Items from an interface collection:

:::::

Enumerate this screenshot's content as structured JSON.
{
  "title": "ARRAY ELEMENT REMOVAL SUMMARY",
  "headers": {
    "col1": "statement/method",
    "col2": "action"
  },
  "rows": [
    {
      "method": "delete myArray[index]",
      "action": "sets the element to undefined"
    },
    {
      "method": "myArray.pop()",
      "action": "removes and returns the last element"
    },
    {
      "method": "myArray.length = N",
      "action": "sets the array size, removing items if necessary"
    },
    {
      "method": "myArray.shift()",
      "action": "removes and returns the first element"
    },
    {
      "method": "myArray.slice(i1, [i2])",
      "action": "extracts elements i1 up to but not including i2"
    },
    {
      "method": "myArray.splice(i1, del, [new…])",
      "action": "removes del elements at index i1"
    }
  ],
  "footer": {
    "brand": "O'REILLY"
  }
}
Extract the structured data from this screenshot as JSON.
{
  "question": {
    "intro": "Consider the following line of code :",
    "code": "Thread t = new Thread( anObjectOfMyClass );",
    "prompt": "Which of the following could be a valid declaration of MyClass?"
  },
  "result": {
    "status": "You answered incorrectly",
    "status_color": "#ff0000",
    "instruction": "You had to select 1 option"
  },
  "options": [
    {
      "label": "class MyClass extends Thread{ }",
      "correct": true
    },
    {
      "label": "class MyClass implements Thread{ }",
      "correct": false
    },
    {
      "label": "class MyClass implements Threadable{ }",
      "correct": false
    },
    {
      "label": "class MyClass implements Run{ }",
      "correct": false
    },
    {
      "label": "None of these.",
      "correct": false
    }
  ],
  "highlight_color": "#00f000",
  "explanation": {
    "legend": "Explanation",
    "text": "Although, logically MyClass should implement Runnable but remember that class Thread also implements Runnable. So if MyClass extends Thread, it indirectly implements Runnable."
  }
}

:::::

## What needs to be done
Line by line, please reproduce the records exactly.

## Exercise solution
Enumerate this screenshot's content as structured JSON.
{
  "title": "ARRAY ELEMENT REMOVAL SUMMARY",
  "headers": {
    "col1": "statement/method",
    "col2": "action"
  },
  "rows": [
    {
      "method": "delete myArray[index]",
      "action": "sets the element to undefined"
    },
    {
      "method": "myArray.pop()",
      "action": "removes and returns the last element"
    },
    {
      "method": "myArray.length = N",
      "action": "sets the array size, removing items if necessary"
    },
    {
      "method": "myArray.shift()",
      "action": "removes and returns the first element"
    },
    {
      "method": "myArray.slice(i1, [i2])",
      "action": "extracts elements i1 up to but not including i2"
    },
    {
      "method": "myArray.splice(i1, del, [new…])",
      "action": "removes del elements at index i1"
    }
  ],
  "footer": {
    "brand": "O'REILLY"
  }
}
Extract the structured data from this screenshot as JSON.
{
  "question": {
    "intro": "Consider the following line of code :",
    "code": "Thread t = new Thread( anObjectOfMyClass );",
    "prompt": "Which of the following could be a valid declaration of MyClass?"
  },
  "result": {
    "status": "You answered incorrectly",
    "status_color": "#ff0000",
    "instruction": "You had to select 1 option"
  },
  "options": [
    {
      "label": "class MyClass extends Thread{ }",
      "correct": true
    },
    {
      "label": "class MyClass implements Thread{ }",
      "correct": false
    },
    {
      "label": "class MyClass implements Threadable{ }",
      "correct": false
    },
    {
      "label": "class MyClass implements Run{ }",
      "correct": false
    },
    {
      "label": "None of these.",
      "correct": false
    }
  ],
  "highlight_color": "#00f000",
  "explanation": {
    "legend": "Explanation",
    "text": "Although, logically MyClass should implement Runnable but remember that class Thread also implements Runnable. So if MyClass extends Thread, it indirectly implements Runnable."
  }
}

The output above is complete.